> _Your instructions_: For each record that follows, restate the text exactly and drop the pictures.

> _Items from an interface collection_:
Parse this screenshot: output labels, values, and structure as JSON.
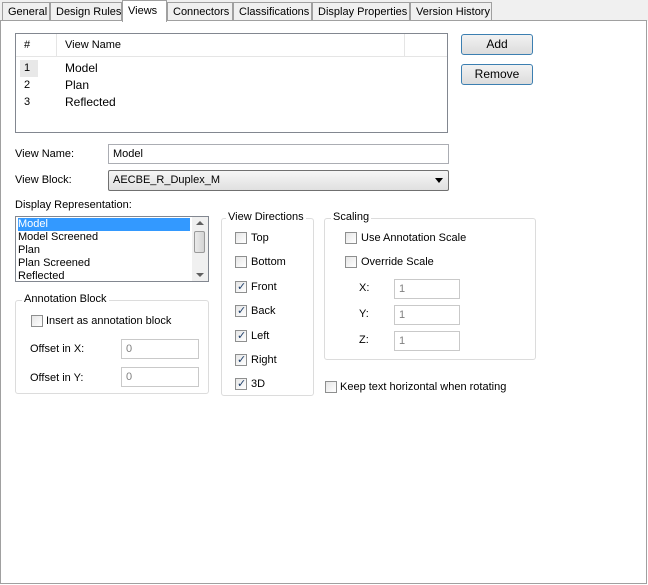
{
  "tabs": [
    {
      "label": "General"
    },
    {
      "label": "Design Rules"
    },
    {
      "label": "Views"
    },
    {
      "label": "Connectors"
    },
    {
      "label": "Classifications"
    },
    {
      "label": "Display Properties"
    },
    {
      "label": "Version History"
    }
  ],
  "views_table": {
    "columns": [
      "#",
      "View Name"
    ],
    "rows": [
      {
        "num": "1",
        "name": "Model"
      },
      {
        "num": "2",
        "name": "Plan"
      },
      {
        "num": "3",
        "name": "Reflected"
      }
    ]
  },
  "buttons": {
    "add": "Add",
    "remove": "Remove"
  },
  "view_name": {
    "label": "View Name:",
    "value": "Model"
  },
  "view_block": {
    "label": "View Block:",
    "value": "AECBE_R_Duplex_M"
  },
  "display_rep": {
    "label": "Display Representation:",
    "items": [
      "Model",
      "Model Screened",
      "Plan",
      "Plan Screened",
      "Reflected"
    ],
    "selected": "Model"
  },
  "annotation_block": {
    "title": "Annotation Block",
    "insert_label": "Insert as annotation block",
    "insert_checked": false,
    "offset_x_label": "Offset in X:",
    "offset_x_value": "0",
    "offset_y_label": "Offset in Y:",
    "offset_y_value": "0"
  },
  "view_directions": {
    "title": "View Directions",
    "items": [
      {
        "label": "Top",
        "checked": false
      },
      {
        "label": "Bottom",
        "checked": false
      },
      {
        "label": "Front",
        "checked": true
      },
      {
        "label": "Back",
        "checked": true
      },
      {
        "label": "Left",
        "checked": true
      },
      {
        "label": "Right",
        "checked": true
      },
      {
        "label": "3D",
        "checked": true
      }
    ]
  },
  "scaling": {
    "title": "Scaling",
    "use_annotation_label": "Use Annotation Scale",
    "use_annotation_checked": false,
    "override_label": "Override Scale",
    "override_checked": false,
    "x_label": "X:",
    "x_value": "1",
    "y_label": "Y:",
    "y_value": "1",
    "z_label": "Z:",
    "z_value": "1"
  },
  "keep_text": {
    "label": "Keep text horizontal when rotating",
    "checked": false
  }
}
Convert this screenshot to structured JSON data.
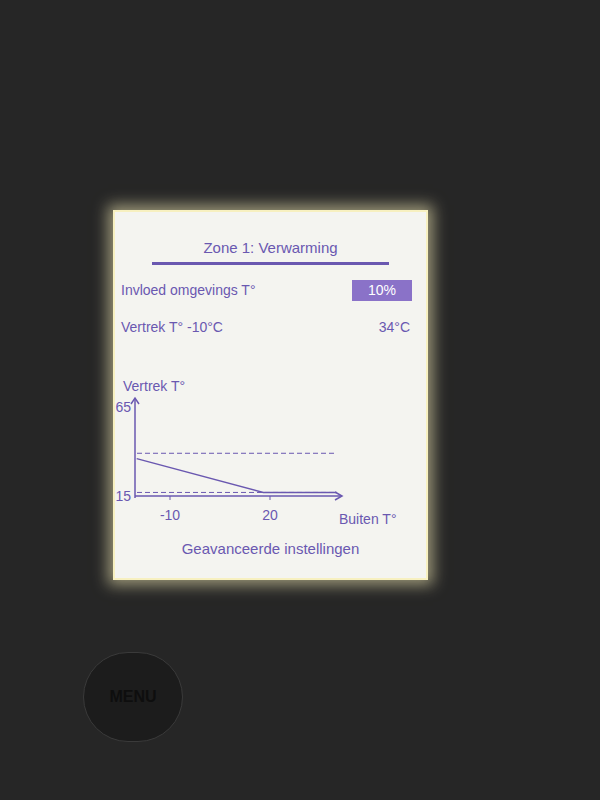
{
  "screen": {
    "title": "Zone 1: Verwarming",
    "settings": [
      {
        "label": "Invloed omgevings T°",
        "value": "10%",
        "selected": true
      },
      {
        "label": "Vertrek T° -10°C",
        "value": "34°C",
        "selected": false
      }
    ],
    "chart": {
      "y_label": "Vertrek T°",
      "y_ticks": [
        "65",
        "15"
      ],
      "x_ticks": [
        "-10",
        "20"
      ],
      "x_label": "Buiten T°",
      "heating_curve": {
        "x": [
          -20,
          18,
          40
        ],
        "y": [
          36,
          17,
          17
        ]
      },
      "limits": [
        {
          "name": "max",
          "y": 39
        },
        {
          "name": "min",
          "y": 17
        }
      ]
    },
    "link": "Geavanceerde instellingen"
  },
  "buttons": [
    "MENU"
  ]
}
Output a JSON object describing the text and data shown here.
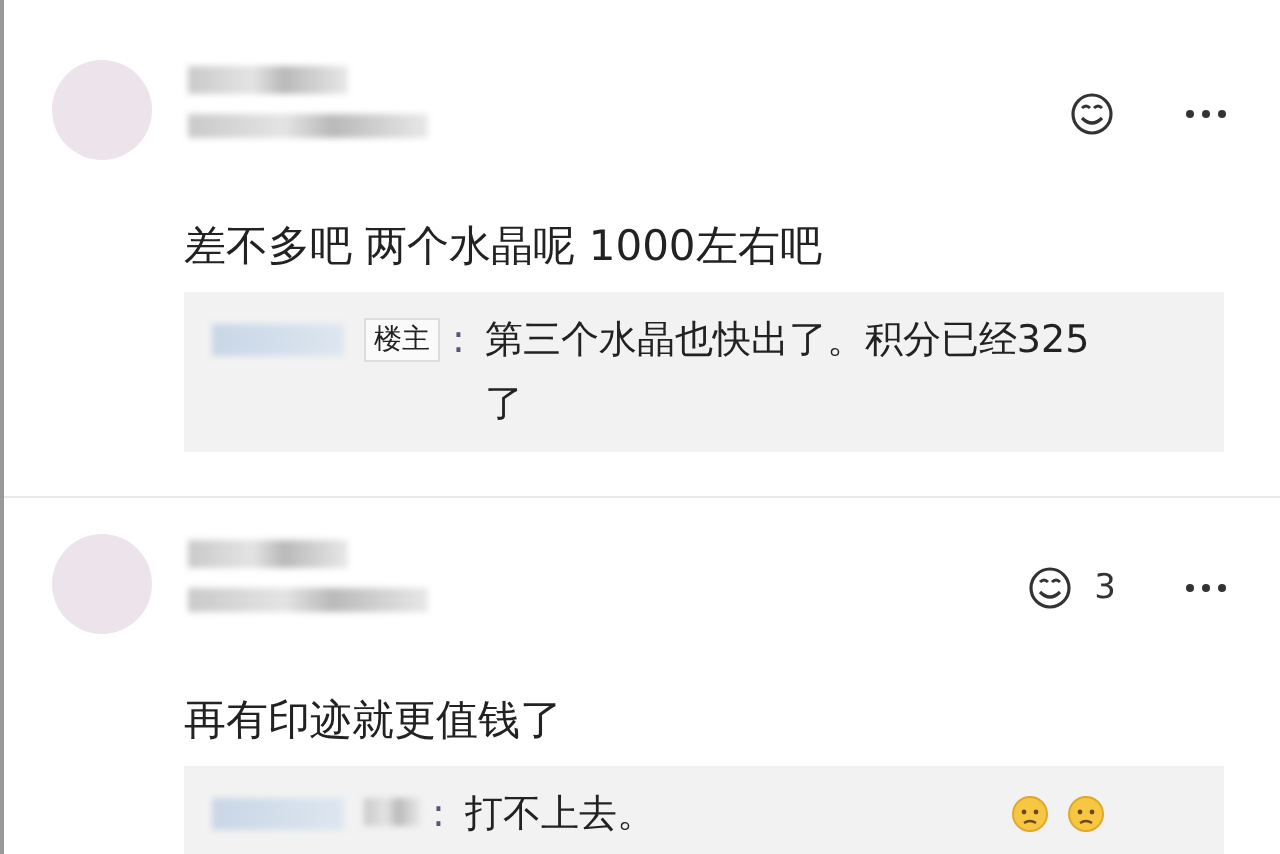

> _Written solution_:
Parse this screenshot: output labels, values, and structure as JSON.
{
  "tabs": [
    {
      "label": "General"
    },
    {
      "label": "Design Rules"
    },
    {
      "label": "Views"
    },
    {
      "label": "Connectors"
    },
    {
      "label": "Classifications"
    },
    {
      "label": "Display Properties"
    },
    {
      "label": "Version History"
    }
  ],
  "views_table": {
    "columns": [
      "#",
      "View Name"
    ],
    "rows": [
      {
        "num": "1",
        "name": "Model"
      },
      {
        "num": "2",
        "name": "Plan"
      },
      {
        "num": "3",
        "name": "Reflected"
      }
    ]
  },
  "buttons": {
    "add": "Add",
    "remove": "Remove"
  },
  "view_name": {
    "label": "View Name:",
    "value": "Model"
  },
  "view_block": {
    "label": "View Block:",
    "value": "AECBE_R_Duplex_M"
  },
  "display_rep": {
    "label": "Display Representation:",
    "items": [
      "Model",
      "Model Screened",
      "Plan",
      "Plan Screened",
      "Reflected"
    ],
    "selected": "Model"
  },
  "annotation_block": {
    "title": "Annotation Block",
    "insert_label": "Insert as annotation block",
    "insert_checked": false,
    "offset_x_label": "Offset in X:",
    "offset_x_value": "0",
    "offset_y_label": "Offset in Y:",
    "offset_y_value": "0"
  },
  "view_directions": {
    "title": "View Directions",
    "items": [
      {
        "label": "Top",
        "checked": false
      },
      {
        "label": "Bottom",
        "checked": false
      },
      {
        "label": "Front",
        "checked": true
      },
      {
        "label": "Back",
        "checked": true
      },
      {
        "label": "Left",
        "checked": true
      },
      {
        "label": "Right",
        "checked": true
      },
      {
        "label": "3D",
        "checked": true
      }
    ]
  },
  "scaling": {
    "title": "Scaling",
    "use_annotation_label": "Use Annotation Scale",
    "use_annotation_checked": false,
    "override_label": "Override Scale",
    "override_checked": false,
    "x_label": "X:",
    "x_value": "1",
    "y_label": "Y:",
    "y_value": "1",
    "z_label": "Z:",
    "z_value": "1"
  },
  "keep_text": {
    "label": "Keep text horizontal when rotating",
    "checked": false
  }
}
Convert this screenshot to structured JSON data.
{
  "screen": {
    "title": "Zone 1: Verwarming",
    "settings": [
      {
        "label": "Invloed omgevings T°",
        "value": "10%",
        "selected": true
      },
      {
        "label": "Vertrek T° -10°C",
        "value": "34°C",
        "selected": false
      }
    ],
    "chart": {
      "y_label": "Vertrek T°",
      "y_ticks": [
        "65",
        "15"
      ],
      "x_ticks": [
        "-10",
        "20"
      ],
      "x_label": "Buiten T°",
      "heating_curve": {
        "x": [
          -20,
          18,
          40
        ],
        "y": [
          36,
          17,
          17
        ]
      },
      "limits": [
        {
          "name": "max",
          "y": 39
        },
        {
          "name": "min",
          "y": 17
        }
      ]
    },
    "link": "Geavanceerde instellingen"
  },
  "buttons": [
    "MENU"
  ]
}
Output a JSON object describing the text and data shown here.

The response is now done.